A known length of cable (the type being tested) can be used to determine the propagation velocity. Connect it to the instrument with the other end open (not connected to anything). Perform a DTF measurement. A spike in return loss should be visible where the open is located (at the end of the cable). An open circuit should have 0 dB return loss (full reflection). Adjust the relative propagation velocity parameter until the open at the end of the cable indicates the correct cable length.
"DTF Instrumentation Accuracy" is better than 0.1%, but the more practical concern is "Measurement Accuracy." Return loss measurement accuracy is influenced by many factors; the quality of the calibration (including the calibration components and calibration method), the accuracy of the information entered by the user, and the quality of the cables being tested. Precision calibration components allow greater measurement accuracy. For accurate calibration results, all measurement system uncertainties need to be compensated for by ensuring that the calibration components are connected to same point that will be connected to the device being tested (at the end of any extension cables or adapters being used).

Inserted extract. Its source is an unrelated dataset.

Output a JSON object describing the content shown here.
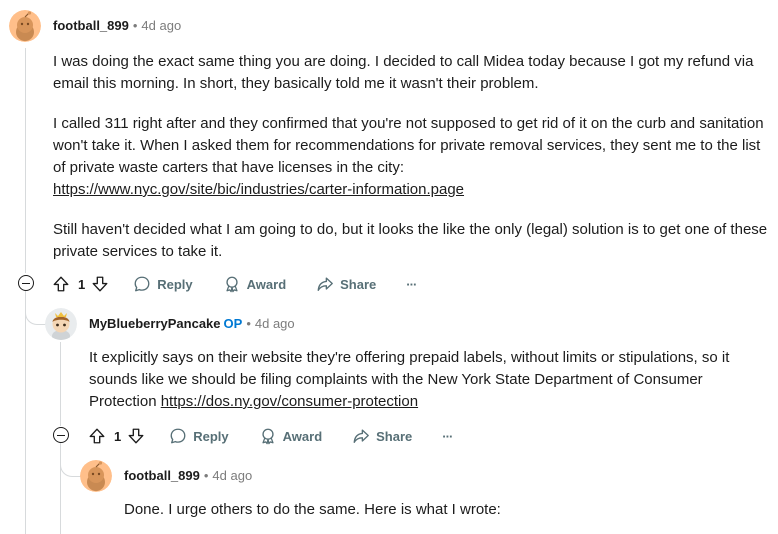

Distance calculations are based on the assumption of a specific propagation velocity value for the cable or transmission line. If the propagation velocity is set incorrectly, the fault location will be identified at the wrong distance. Relative propagation velocity is calculated as 1/[SQRT(relative dielectric constant)]. The dielectric constant is determined by several factors including the dielectric type of the transmission line and the diameter thickness of that dielectric. Cable manufacturers routinely have dielectric constant variations. The variation may be ±10% or more along the cable’s length. Low cost cables generally have even greater variation in dielectric constant.

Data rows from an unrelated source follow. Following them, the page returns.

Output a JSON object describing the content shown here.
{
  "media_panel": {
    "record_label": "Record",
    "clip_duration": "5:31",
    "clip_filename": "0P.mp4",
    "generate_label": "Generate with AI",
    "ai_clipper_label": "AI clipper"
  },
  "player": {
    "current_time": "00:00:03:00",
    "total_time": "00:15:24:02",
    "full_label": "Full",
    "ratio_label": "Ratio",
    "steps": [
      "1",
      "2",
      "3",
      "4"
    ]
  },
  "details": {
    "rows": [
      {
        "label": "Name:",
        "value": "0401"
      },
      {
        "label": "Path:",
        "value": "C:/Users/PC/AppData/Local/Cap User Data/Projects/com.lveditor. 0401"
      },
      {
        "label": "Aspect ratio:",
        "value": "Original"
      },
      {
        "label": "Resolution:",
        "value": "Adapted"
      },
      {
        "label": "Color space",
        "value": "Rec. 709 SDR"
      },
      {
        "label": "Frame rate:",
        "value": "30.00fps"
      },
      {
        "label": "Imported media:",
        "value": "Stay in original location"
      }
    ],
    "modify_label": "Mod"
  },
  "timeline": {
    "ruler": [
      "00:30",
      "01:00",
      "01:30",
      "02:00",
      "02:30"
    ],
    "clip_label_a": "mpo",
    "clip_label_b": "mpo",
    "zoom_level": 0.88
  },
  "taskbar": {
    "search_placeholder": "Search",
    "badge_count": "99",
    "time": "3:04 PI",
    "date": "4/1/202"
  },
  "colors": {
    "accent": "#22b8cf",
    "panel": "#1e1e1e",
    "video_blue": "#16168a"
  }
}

Further practical impediments to absolute distance accuracy include the various filters, diplexers, adapters, and differing cable types that are typical of most RF transmission lines. Despite the fact that the instrument itself is extremely accurate, the characteristics of the device under test confound attempts to specify absolute distance accuracy requirements for practical, in-service measurements. The net effect is that each transmission line will have its own “signature” or “finger print” on a DTF display. The ability to store DTF displays, download them to a computer and overlay traces makes analysis of these unique signatures simple. When historical data is compared to recent data, large changes in the "signature" indicate a serious problem. Small changes may indicate aging or dimensional changes due to seasonal temperature conditions.

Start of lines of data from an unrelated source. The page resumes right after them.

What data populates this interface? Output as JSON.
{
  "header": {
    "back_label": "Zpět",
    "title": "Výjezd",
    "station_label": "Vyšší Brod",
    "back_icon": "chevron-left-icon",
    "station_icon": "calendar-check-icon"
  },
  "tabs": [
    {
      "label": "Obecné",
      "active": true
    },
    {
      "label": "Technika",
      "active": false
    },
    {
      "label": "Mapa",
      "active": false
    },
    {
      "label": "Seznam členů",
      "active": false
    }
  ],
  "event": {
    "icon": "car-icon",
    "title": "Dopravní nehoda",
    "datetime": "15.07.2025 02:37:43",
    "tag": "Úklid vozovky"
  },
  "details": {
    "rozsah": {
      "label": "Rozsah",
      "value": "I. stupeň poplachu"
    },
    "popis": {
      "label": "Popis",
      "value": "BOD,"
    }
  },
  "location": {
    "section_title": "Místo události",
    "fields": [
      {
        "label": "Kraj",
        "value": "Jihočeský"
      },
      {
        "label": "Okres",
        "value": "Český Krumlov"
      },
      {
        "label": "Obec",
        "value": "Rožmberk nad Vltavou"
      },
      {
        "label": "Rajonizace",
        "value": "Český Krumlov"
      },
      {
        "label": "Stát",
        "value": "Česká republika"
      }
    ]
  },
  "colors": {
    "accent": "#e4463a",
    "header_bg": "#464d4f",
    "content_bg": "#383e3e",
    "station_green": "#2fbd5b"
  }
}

Typical absolute measurement accuracy for tower mounted transmission lines is within one foot, slightly better than a technician’s ability to measure physical length on a tower mounted cable. Further, most service problems are either physical damage or connector problems. Physical characteristics such as connectors, adapters and bends show up clearly on the DTF display. Thus, identifying a problematic transmission line section is straightforward. As compared to return loss measurements where test accuracy is critical because small performance changes may indicate big problems. Comparison of DTF "before" and "after" plots isolates problems quickly and easily.